**Problem to work on**
Note every line in the entries that contains the string "data", and copy it.

**Material to process**
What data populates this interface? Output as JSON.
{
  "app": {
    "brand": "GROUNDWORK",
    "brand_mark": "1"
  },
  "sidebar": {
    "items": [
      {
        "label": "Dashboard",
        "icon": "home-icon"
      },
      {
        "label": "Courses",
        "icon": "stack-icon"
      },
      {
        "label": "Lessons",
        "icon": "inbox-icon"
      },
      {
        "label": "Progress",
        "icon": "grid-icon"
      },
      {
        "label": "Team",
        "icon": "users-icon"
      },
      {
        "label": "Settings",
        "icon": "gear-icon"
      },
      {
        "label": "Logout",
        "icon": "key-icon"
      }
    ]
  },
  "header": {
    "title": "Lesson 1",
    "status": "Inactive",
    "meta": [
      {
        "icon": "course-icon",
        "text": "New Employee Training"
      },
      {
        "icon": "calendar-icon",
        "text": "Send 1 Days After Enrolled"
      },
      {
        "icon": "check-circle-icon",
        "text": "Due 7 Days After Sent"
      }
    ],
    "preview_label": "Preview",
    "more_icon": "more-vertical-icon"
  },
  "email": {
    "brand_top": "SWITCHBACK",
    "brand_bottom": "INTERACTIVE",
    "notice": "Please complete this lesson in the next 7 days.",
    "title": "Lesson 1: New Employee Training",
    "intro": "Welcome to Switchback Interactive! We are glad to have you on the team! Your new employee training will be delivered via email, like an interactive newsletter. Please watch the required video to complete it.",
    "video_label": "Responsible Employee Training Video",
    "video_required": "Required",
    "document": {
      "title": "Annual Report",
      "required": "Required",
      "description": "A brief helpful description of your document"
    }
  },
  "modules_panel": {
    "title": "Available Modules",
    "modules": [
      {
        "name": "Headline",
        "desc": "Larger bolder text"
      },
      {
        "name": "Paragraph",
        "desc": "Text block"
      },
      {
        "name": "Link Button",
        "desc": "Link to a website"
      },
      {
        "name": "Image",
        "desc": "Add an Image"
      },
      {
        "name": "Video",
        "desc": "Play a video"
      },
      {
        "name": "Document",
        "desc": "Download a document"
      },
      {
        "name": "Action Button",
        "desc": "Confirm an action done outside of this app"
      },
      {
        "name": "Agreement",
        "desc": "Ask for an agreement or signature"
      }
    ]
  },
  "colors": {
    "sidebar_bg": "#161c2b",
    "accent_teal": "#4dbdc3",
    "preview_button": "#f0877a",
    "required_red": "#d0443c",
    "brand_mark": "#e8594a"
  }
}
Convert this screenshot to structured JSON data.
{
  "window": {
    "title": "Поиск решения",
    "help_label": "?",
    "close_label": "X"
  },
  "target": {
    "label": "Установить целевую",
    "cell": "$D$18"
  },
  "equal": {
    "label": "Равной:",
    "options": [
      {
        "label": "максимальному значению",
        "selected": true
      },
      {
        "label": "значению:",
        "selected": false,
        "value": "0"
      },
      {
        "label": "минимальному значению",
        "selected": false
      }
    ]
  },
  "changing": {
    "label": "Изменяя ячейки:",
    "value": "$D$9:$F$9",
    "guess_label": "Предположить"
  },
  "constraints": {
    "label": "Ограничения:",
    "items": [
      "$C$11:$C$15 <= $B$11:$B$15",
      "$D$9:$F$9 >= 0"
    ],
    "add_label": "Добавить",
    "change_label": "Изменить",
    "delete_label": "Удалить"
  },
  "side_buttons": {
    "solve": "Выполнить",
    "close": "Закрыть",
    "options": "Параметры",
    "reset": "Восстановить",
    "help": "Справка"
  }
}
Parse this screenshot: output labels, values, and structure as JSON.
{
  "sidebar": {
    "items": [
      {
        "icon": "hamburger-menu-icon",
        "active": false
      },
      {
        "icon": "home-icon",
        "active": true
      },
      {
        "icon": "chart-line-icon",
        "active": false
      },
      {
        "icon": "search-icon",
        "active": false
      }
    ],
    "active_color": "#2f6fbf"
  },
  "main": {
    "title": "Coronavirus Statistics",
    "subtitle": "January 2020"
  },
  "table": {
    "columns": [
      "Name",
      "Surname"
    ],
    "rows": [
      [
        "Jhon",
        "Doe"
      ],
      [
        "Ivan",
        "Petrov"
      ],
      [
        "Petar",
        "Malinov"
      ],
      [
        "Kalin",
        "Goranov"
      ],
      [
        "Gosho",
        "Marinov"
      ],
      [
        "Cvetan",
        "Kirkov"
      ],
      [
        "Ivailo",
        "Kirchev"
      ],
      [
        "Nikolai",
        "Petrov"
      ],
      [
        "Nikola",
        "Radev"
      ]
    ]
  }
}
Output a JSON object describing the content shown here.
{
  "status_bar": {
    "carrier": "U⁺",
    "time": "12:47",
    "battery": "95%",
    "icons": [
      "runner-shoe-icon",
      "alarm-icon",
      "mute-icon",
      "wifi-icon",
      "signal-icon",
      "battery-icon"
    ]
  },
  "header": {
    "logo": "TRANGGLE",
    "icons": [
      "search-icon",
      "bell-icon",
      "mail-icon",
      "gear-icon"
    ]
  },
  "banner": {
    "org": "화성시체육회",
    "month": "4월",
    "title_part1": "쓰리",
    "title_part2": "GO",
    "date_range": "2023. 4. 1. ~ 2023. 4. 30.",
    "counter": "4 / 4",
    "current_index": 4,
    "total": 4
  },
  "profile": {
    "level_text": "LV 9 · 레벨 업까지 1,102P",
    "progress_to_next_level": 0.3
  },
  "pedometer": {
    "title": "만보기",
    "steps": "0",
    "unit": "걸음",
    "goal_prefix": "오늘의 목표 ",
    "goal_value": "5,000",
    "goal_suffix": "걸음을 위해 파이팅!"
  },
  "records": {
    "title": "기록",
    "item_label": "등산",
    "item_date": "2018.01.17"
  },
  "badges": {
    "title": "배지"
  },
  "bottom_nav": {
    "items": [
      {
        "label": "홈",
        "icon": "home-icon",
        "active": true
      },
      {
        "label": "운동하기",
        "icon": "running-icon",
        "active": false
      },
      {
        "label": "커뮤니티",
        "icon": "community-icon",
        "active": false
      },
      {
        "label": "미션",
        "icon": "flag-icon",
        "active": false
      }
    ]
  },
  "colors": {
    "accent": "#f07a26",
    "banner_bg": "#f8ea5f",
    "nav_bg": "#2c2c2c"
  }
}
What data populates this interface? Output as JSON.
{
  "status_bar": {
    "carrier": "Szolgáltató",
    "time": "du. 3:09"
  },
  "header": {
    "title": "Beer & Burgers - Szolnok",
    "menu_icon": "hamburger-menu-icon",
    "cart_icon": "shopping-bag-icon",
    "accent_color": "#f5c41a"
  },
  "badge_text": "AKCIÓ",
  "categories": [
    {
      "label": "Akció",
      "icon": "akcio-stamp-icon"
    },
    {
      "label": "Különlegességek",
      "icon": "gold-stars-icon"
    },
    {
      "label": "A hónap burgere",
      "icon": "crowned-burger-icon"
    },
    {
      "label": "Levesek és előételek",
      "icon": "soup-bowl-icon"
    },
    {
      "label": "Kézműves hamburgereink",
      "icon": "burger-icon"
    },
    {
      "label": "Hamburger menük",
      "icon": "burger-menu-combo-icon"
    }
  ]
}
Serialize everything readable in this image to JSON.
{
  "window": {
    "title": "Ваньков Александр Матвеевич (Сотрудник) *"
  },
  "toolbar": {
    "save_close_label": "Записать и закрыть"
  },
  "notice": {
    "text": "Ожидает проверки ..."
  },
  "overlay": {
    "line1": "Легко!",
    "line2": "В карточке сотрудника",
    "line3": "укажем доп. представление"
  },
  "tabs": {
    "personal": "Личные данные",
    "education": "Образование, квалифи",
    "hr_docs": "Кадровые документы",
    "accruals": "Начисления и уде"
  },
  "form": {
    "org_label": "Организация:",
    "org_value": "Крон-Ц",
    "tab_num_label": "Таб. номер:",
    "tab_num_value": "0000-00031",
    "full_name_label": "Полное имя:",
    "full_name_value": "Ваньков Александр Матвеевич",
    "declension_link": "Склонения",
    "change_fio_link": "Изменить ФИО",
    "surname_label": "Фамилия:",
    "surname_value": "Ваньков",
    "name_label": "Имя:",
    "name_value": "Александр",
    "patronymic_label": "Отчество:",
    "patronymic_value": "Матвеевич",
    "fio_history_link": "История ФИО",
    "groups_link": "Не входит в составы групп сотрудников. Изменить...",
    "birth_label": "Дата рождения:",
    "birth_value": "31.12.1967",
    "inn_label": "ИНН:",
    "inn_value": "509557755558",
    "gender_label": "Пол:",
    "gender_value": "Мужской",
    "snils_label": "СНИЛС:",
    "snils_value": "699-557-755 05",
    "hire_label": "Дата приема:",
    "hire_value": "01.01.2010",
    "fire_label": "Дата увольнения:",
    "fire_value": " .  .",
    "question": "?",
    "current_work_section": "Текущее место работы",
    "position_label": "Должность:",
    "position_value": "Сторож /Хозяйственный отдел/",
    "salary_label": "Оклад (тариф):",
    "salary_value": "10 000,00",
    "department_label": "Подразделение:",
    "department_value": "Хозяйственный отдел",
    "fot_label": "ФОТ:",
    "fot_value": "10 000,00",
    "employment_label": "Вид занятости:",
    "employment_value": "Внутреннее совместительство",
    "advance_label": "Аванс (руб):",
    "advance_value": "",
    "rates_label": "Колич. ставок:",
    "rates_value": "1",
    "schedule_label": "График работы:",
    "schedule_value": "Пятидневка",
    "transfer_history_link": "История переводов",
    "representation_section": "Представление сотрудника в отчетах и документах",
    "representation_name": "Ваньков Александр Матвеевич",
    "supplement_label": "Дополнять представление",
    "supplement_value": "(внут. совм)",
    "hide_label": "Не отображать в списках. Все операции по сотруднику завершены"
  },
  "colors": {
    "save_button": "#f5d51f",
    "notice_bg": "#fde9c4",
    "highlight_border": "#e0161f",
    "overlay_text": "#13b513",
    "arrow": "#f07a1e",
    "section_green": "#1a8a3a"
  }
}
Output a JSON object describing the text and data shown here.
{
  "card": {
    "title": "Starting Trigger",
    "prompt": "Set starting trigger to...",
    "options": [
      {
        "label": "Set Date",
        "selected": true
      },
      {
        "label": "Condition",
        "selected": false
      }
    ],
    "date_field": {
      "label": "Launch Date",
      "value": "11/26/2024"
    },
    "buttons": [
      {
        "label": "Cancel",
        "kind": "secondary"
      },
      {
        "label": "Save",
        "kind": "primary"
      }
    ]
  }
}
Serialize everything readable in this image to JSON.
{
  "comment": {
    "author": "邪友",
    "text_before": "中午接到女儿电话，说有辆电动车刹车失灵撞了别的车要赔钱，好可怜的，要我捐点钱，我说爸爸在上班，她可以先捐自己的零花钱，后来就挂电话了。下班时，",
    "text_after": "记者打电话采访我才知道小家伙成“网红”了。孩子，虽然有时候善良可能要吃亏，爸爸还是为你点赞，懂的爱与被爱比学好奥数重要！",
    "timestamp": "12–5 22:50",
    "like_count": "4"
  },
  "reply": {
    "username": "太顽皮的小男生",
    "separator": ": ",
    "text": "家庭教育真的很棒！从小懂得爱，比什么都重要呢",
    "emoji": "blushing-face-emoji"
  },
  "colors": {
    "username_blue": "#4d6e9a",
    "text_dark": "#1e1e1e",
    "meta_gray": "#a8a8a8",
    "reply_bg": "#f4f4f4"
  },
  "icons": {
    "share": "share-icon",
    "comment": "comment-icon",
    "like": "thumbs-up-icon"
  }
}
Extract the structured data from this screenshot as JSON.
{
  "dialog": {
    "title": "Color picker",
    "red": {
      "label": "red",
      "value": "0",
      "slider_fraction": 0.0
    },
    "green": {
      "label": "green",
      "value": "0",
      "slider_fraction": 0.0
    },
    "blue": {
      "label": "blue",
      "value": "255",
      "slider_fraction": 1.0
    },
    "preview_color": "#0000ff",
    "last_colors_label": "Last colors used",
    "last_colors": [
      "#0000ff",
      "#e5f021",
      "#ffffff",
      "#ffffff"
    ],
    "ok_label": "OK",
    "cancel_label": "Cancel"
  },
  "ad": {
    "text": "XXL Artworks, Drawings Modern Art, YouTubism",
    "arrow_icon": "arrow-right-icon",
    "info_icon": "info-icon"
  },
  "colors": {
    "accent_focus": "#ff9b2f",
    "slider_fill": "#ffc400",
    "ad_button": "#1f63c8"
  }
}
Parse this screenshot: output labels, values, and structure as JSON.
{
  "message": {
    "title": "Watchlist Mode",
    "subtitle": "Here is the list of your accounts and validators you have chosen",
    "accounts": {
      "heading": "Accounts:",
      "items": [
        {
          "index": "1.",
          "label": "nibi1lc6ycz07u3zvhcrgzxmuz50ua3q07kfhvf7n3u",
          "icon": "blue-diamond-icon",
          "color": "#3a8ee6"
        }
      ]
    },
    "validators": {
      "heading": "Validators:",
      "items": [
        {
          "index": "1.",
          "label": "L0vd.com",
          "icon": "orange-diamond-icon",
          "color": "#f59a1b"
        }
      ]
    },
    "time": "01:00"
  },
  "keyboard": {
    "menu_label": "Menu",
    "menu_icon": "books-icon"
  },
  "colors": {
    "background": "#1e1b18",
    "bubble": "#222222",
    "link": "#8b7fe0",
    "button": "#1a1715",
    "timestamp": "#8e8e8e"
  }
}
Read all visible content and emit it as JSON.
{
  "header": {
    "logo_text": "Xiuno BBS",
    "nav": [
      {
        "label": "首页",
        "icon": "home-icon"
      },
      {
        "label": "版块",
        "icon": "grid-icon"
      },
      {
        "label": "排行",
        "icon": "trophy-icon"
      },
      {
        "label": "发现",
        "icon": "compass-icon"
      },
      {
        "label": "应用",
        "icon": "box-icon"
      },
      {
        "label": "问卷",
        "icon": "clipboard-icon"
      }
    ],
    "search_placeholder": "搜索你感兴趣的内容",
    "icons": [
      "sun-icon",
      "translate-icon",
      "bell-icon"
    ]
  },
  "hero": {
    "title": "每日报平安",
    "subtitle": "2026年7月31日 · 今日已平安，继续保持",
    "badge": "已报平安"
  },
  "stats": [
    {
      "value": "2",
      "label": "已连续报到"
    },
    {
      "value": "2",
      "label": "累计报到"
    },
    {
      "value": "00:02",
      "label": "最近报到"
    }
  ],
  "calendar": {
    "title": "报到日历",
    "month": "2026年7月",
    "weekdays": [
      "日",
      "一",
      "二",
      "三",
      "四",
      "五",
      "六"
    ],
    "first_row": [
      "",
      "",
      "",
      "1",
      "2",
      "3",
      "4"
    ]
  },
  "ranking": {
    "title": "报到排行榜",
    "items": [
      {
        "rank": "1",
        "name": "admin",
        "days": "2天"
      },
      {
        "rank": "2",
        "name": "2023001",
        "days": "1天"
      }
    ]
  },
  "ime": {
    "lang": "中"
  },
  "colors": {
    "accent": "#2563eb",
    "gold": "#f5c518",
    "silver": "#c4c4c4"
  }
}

**Solution for this exercise**
What data populates this interface? Output as JSON.
Convert this screenshot to structured JSON data.
What data populates this interface? Output as JSON.
Output a JSON object describing the text and data shown here.
Extract the structured data from this screenshot as JSON.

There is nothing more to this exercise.